This Old In-house: When In Doubt – Source It Out

Bruce, the “stick it in your eye” client facing IT guy, was polite enough when he told me that his department could not execute on my department’s request for more bandwidth. This, in spite of the fact that we were opening satellite studios in England, France, Germany and Spain and needed to be able to share files with them. And forget about the fact that it literally took an entire night to send press-ready files to our printers for time sensitive marketing pieces.

My IT colleague had a dozen different ways to say no – too expensive, not technically feasible, unfair favoritism over other groups, not sanctioned by management and on and on ad nauseum. Bruce was playing rope-a-dope with me and I was faltering in my resolve.

Fortunately, my bureaucracy battle-hardened boss gave me the perfect piece of advice – look into outsourcing the project.

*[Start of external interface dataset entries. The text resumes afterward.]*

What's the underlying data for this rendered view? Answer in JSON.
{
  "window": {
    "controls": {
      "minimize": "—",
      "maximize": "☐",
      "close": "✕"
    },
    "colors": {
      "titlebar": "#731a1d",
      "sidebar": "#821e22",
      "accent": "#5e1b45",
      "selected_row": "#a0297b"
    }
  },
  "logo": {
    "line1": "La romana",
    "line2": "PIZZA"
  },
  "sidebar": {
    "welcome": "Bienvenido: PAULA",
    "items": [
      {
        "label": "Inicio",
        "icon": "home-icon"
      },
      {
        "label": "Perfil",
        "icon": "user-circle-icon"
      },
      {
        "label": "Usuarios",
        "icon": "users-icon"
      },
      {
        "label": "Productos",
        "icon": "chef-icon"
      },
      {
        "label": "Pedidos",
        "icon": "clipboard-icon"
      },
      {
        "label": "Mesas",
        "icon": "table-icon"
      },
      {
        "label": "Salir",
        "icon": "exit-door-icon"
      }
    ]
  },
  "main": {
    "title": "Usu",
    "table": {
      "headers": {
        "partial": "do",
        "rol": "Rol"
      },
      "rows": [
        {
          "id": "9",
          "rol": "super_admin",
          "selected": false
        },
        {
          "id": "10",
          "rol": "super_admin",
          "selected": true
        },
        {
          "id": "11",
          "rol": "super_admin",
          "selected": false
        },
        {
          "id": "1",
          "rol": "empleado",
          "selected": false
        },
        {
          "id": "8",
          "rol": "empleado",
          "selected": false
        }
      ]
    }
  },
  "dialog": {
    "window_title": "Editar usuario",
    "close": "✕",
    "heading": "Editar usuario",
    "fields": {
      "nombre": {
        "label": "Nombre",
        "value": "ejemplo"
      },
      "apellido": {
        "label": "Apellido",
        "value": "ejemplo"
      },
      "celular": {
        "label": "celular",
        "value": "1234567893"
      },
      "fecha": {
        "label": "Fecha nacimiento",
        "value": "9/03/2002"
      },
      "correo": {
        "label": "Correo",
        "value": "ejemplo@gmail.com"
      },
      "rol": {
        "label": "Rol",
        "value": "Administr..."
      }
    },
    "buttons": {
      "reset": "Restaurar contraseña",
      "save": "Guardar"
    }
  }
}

I dutifully did my homework and found a plethora of vendors who could economically and efficiently set our group up with point-to-point file transfer solutions.

I’ll never forget just how quickly old Bruce beat a path to my office door from across campus when he got my email giving him the heads up on my project. I couldn’t be serious, he whined. What about content security? Covered, I smugly responded. Cost? – Less than yours. Management approval? Our clients were already sending their managers emails praising my team’s can-do attitude.

Bruce folded when faced with the prospect of obsolescence and being outsourced. I had called his team’s bluff and they implemented the bandwidth initiative we requested thus benefitting our team and, more importantly, our company.

3 thoughts on “This Old In-house: When In Doubt – Source It Out

  1. Jessica

    Sometimes the “Asking for forgiveness is easier than asking for permission,” mentality (within reason) is the best way to function in a corporate environment.
    My iMac is the only non-networked, non-PC computer in our corporation, and IT has their knickers in a knot over my having gotten it, and flat-out refuse to support it.
    It became painfully clear that their refusal has a lot more to do with ineptitude and unfamiliarity with Apple than inflexibility when they sent someone to install a second internet jack in someone’s office for their iPad. It was a sad day when I had to explain to the IT professionals that iPads operate on wi-fi… <:)